There is a good example of what I mean, but, first, a bit of definition to provide background. This is from Wikipedia (the information is sound, here): "Pu-erh tea, also spelled as Pu'er tea, is a variety of fermented dark tea... Fermentation is a tea production style in which the tea leaves undergo microbial fermentation and oxidation after they are dried and rolled...All types or pu-erh can be stored for maturity before consumption and
that is why it has become common for the products to be labelled with
year and region of production." The technicalities of this description could probably be argued, but, for the sake of this article, it is not worth getting into it. Okay, excellent, now that you know what pu'erh tea is... I was in San Francisco's Chinatown, today, and came across these fun-looking items:
"Guang He Jie Pu Cha" reads the label. A small tangerine, stuffed with pu'erh, which has been aged together, imparting some of the tangerine flavor to the pu'erh tea. After buying one of them, knowing that it would be mediocre (at best), I took it home and brewed it. My suspicions were confirmed. While I am not an expert in pu'erh teas (though certainly not an amateur), I can tell you that these are cheap, definitely mediocre, and not worth even the few dollars that they will cost. Are they unique and attractive to tourists? Absolutely! And, because of that, they can be found in Chinatowns from San Francisco to Chicago to New York (yes, even these same little dried tangerines - the same brand at every location, often times).
I am, by no means, railing against such teas. It is my intention, only, to give warning to those, who might be drawn in by the "uniqueness" and left feeling cheated by the pretty packaging, when the taste does not match the flashiness. "You get what you pay for" does not always apply to tea.
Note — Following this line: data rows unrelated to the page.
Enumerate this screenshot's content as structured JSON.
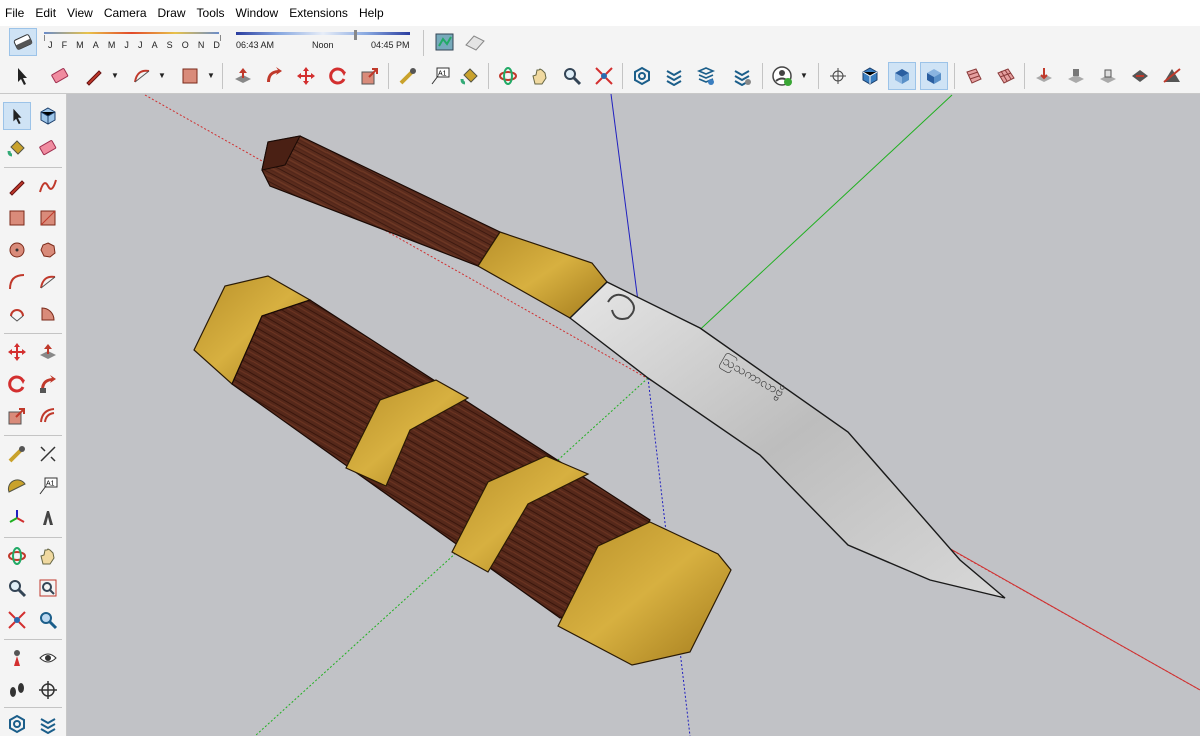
{
  "menu": [
    "File",
    "Edit",
    "View",
    "Camera",
    "Draw",
    "Tools",
    "Window",
    "Extensions",
    "Help"
  ],
  "shadow": {
    "months": [
      "J",
      "F",
      "M",
      "A",
      "M",
      "J",
      "J",
      "A",
      "S",
      "O",
      "N",
      "D"
    ],
    "time_start": "06:43 AM",
    "time_mid": "Noon",
    "time_end": "04:45 PM"
  },
  "colors": {
    "viewport_bg": "#c1c2c6",
    "axis_red": "#d03030",
    "axis_green": "#20b020",
    "axis_blue": "#2020c0",
    "wood": "#5a2a1c",
    "brass": "#c9a22c",
    "steel": "#cfcfcf"
  },
  "icons": {
    "toolbar_shadow": [
      "eraser-icon"
    ],
    "toolbar_main": [
      "select-icon",
      "eraser-icon",
      "pencil-icon",
      "arc-icon",
      "rectangle-icon",
      "push-pull-icon",
      "follow-me-icon",
      "move-icon",
      "rotate-icon",
      "scale-icon",
      "tape-measure-icon",
      "text-icon",
      "paint-bucket-icon",
      "orbit-icon",
      "pan-icon",
      "zoom-icon",
      "zoom-extents-icon",
      "warehouse-icon",
      "extension-warehouse-icon",
      "layer-manager-icon",
      "components-icon",
      "account-icon",
      "xray-icon",
      "iso-view-icon",
      "top-view-icon",
      "front-view-icon",
      "sandbox-from-contours-icon",
      "sandbox-from-scratch-icon",
      "smoove-icon",
      "stamp-icon",
      "drape-icon",
      "add-detail-icon",
      "flip-edge-icon"
    ]
  },
  "blade_engraving": "ဩသကာလာဗ္ဗိ"
}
A note on the new tag, "teadrunk-en rambles": Being teadrunk is a real thing. I know that it sounds, as gimmicky, as the above tangerines, but, rather than take my word for it, allow me to direct you to some additional information. Lindsey Goodwin at About.com Coffee & Tea has a good description, here, as does Phyll Sheng and Sandy Bushberg, both of T Ching. The euphoric feeling is the aspect that I, personally, feel the most. Today's adventure in Chinatown involved about four hours, straight, of drinking aged pu'erh, followed by a several mile hike and then several more hours of drinking pu'erh, when I returned to where I was staying. Certainly a good time!
Technical tea note: The tea inside in the tangerine is most definitely a shou, yet it is so young as to have a sheng aftertaste and the bite of an immature pu'erh. At the location, where I purchased it, the shopkeeper confirmed that it was only about five years old, probably less. The flavor could probably be improved by five or more additional years in conditions suitable for pu'erh aging, but whether it is worth the time is questionable.